1.) Loosen the toe bolt nut (in blue)
. Remove the nut and eccentric washer. Do not remove the bolt yet.
2.) Place a jack under the rear spring cup. Lift up on the lower control arm. Stop when the spring pressure is resting on the jack, but do not jack up so much that the vehicle starts to lift. Initially you only need to lift the control arm about 4 inches or so. Now that the spring pressure is resting on the jack, use a pry bar to move the inner part of the control arm and remove the toe bolt. Once the toe bolt has been removed, jack up on the spring cup more so that the inner part of the control arm is moved up above the elongated holes the toe bolts were removed from. This will give you room to cut the excess metal away from the toe bolt holes. Perform this process on both sides of the vehicle. You have completed the removal process.
NOTE!!! Do not remove the jack supporting the spring cup with the toe bolt removed. If you do not have 2 jacks to support each spring cup simultaneously, only do one side at a time. Do not remove the jack from the spring cup unless there is a bolt supporting the lower control arm.

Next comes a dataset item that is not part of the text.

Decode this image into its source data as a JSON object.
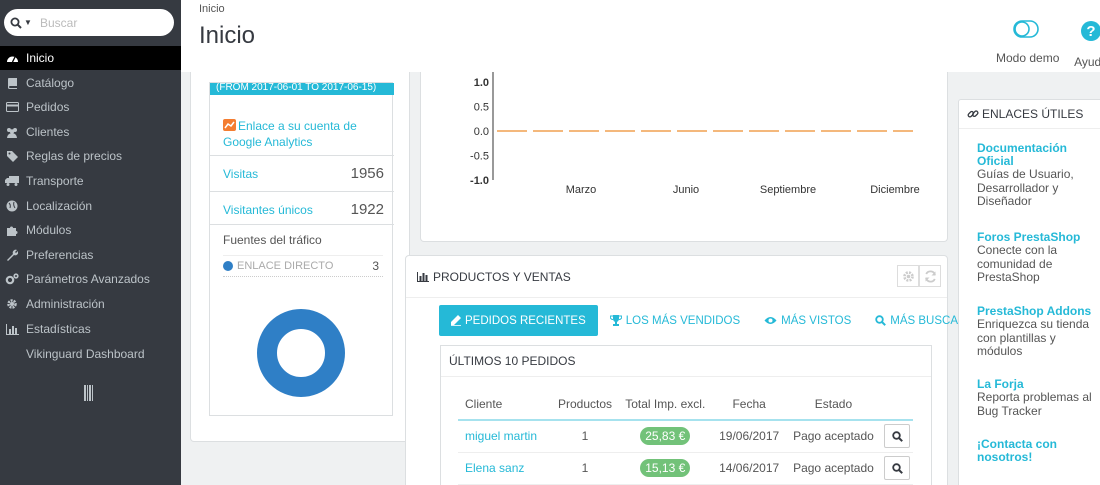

SPC Toe Bolt Install:
1.) Take the stencil included with the toe bolt kit and place it on the lower control arm mount. Align the stencil between the toe bolt tabs. Take a permanent marker and outline the exposed area inside the stencil.

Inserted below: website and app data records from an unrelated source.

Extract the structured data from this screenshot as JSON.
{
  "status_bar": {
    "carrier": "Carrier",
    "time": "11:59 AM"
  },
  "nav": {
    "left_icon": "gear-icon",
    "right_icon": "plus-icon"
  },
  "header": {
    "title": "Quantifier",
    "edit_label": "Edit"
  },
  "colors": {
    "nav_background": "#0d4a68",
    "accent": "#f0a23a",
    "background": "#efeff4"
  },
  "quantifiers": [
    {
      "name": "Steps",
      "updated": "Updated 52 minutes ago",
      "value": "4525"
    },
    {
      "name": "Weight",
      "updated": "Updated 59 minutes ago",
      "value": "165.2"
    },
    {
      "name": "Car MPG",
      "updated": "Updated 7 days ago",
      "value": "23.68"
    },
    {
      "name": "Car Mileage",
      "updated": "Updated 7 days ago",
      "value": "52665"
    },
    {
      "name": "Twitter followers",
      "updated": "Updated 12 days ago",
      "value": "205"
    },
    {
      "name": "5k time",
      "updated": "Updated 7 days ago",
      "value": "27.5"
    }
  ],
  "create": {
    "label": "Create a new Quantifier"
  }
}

2.) Most people will tell you that you only need to cut the inside portion of the metal. Although this is true as far as actual alignment procedures go, the idea may end up harming more than helping. The reason you need to elongate the hole is so that there is enough clearance for the cam bolt to move back and forth in the slot as the cam bolt rotates. By only cutting out the inner part of the slot, the cam bolt will not fully slide from side to side. This will keep you from being able to rotate the cam 360 degrees. This won’t matter when trying to align the car, as you will only need to draw the spring bucket in towards the center of the vehicle. Cutting out the inner part of the slot will still allow you to do this. The problem will come when the alignment tech doesn’t know you only trimmed one side of the hole, and forces the bolt to turn 360 degrees in a hole that’s only cut to allow a little over 180 degrees of rotation. The toe bolt is made of steel, where as the hole it is in is only made of aluminum. The aluminum hole will easily give way to the harder steel bolt with enough torque. Unless you are doing the alignment yourself, or have enough faith in your ability to explain this to the tech and then trust him to not screw things up, I would take the extra 10 minutes it takes to cut out both sides of the slot.

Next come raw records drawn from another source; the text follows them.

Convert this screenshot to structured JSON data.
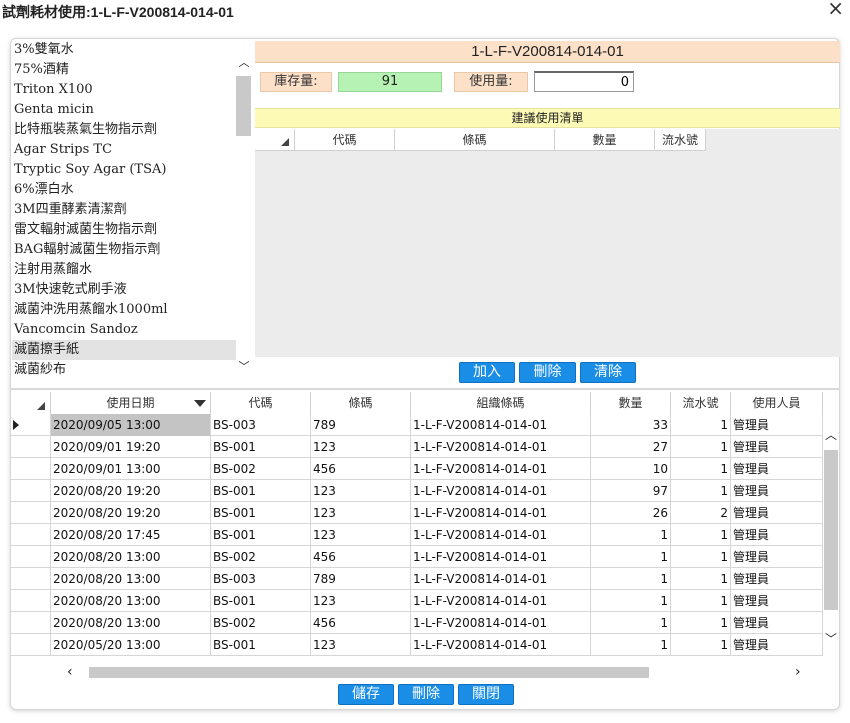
{
  "window": {
    "title": "試劑耗材使用:1-L-F-V200814-014-01"
  },
  "item_list": {
    "items": [
      "3%雙氧水",
      "75%酒精",
      "Triton X100",
      "Genta micin",
      "比特瓶裝蒸氣生物指示劑",
      "Agar Strips TC",
      "Tryptic Soy Agar (TSA)",
      "6%漂白水",
      "3M四重酵素清潔劑",
      "雷文輻射滅菌生物指示劑",
      "BAG輻射滅菌生物指示劑",
      "注射用蒸餾水",
      "3M快速乾式刷手液",
      "滅菌沖洗用蒸餾水1000ml",
      "Vancomcin Sandoz",
      "滅菌擦手紙",
      "滅菌紗布"
    ],
    "selected_index": 15
  },
  "detail": {
    "header": "1-L-F-V200814-014-01",
    "stock_label": "庫存量:",
    "stock_value": "91",
    "use_label": "使用量:",
    "use_value": "0"
  },
  "suggest": {
    "title": "建議使用清單",
    "columns": [
      "代碼",
      "條碼",
      "數量",
      "流水號"
    ],
    "buttons": {
      "add": "加入",
      "delete": "刪除",
      "clear": "清除"
    }
  },
  "log": {
    "columns": [
      "使用日期",
      "代碼",
      "條碼",
      "組織條碼",
      "數量",
      "流水號",
      "使用人員"
    ],
    "rows": [
      [
        "2020/09/05 13:00",
        "BS-003",
        "789",
        "1-L-F-V200814-014-01",
        "33",
        "1",
        "管理員"
      ],
      [
        "2020/09/01 19:20",
        "BS-001",
        "123",
        "1-L-F-V200814-014-01",
        "27",
        "1",
        "管理員"
      ],
      [
        "2020/09/01 13:00",
        "BS-002",
        "456",
        "1-L-F-V200814-014-01",
        "10",
        "1",
        "管理員"
      ],
      [
        "2020/08/20 19:20",
        "BS-001",
        "123",
        "1-L-F-V200814-014-01",
        "97",
        "1",
        "管理員"
      ],
      [
        "2020/08/20 19:20",
        "BS-001",
        "123",
        "1-L-F-V200814-014-01",
        "26",
        "2",
        "管理員"
      ],
      [
        "2020/08/20 17:45",
        "BS-001",
        "123",
        "1-L-F-V200814-014-01",
        "1",
        "1",
        "管理員"
      ],
      [
        "2020/08/20 13:00",
        "BS-002",
        "456",
        "1-L-F-V200814-014-01",
        "1",
        "1",
        "管理員"
      ],
      [
        "2020/08/20 13:00",
        "BS-003",
        "789",
        "1-L-F-V200814-014-01",
        "1",
        "1",
        "管理員"
      ],
      [
        "2020/08/20 13:00",
        "BS-001",
        "123",
        "1-L-F-V200814-014-01",
        "1",
        "1",
        "管理員"
      ],
      [
        "2020/08/20 13:00",
        "BS-002",
        "456",
        "1-L-F-V200814-014-01",
        "1",
        "1",
        "管理員"
      ],
      [
        "2020/05/20 13:00",
        "BS-001",
        "123",
        "1-L-F-V200814-014-01",
        "1",
        "1",
        "管理員"
      ]
    ]
  },
  "footer": {
    "save": "儲存",
    "delete": "刪除",
    "close": "關閉"
  }
}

Once you have marked where to cut, use the dremel to cut away the excess material. It is impossible to make a precise cut with the dremel because of the angle you have to cut at. This is caused by not having enough room to maneuver the tool under the car. I recommend you only cut the majority of the metal away using the dremel and then use a file to remove the rest. This will allow you to get the hole shaped perfectly without cutting out a hole larger than you need. After you have the hole cut, insert the toe bolt and make sure it fits good on each side of the hole. Repeat this process for all four holes.
3.) Now that you have elongated the holes, install the new toe bolts. Lower the jack that is holding the spring cup a little bit so that the control arm drops down and your bolt holes line up. You will probably have to work the control arm with a pry bar to get the bolt in. Make sure when you seat the bolt, the round cam washers are sitting between the metal tabs on each side. Start the bolt and snug it up. Before you tighten it, rotate the cam bolt 360 degrees to check for any binding or resistance. The bolt should rotate freely 360 degrees with minimal effort. You can see the control arm being pulled in and out as the bolt rotates. Rotate the bolt until your toe is set at your desired angle, and tighten the 19mm bolt. Your finished product should look like this:
These arms got me easily back within factory specs. I would have gone more positive but had to keep some negative camber so that my tires would still have some fender clearance. They are still tucked nicely even with the added positive camber though. Bye bye negative camber tire wear.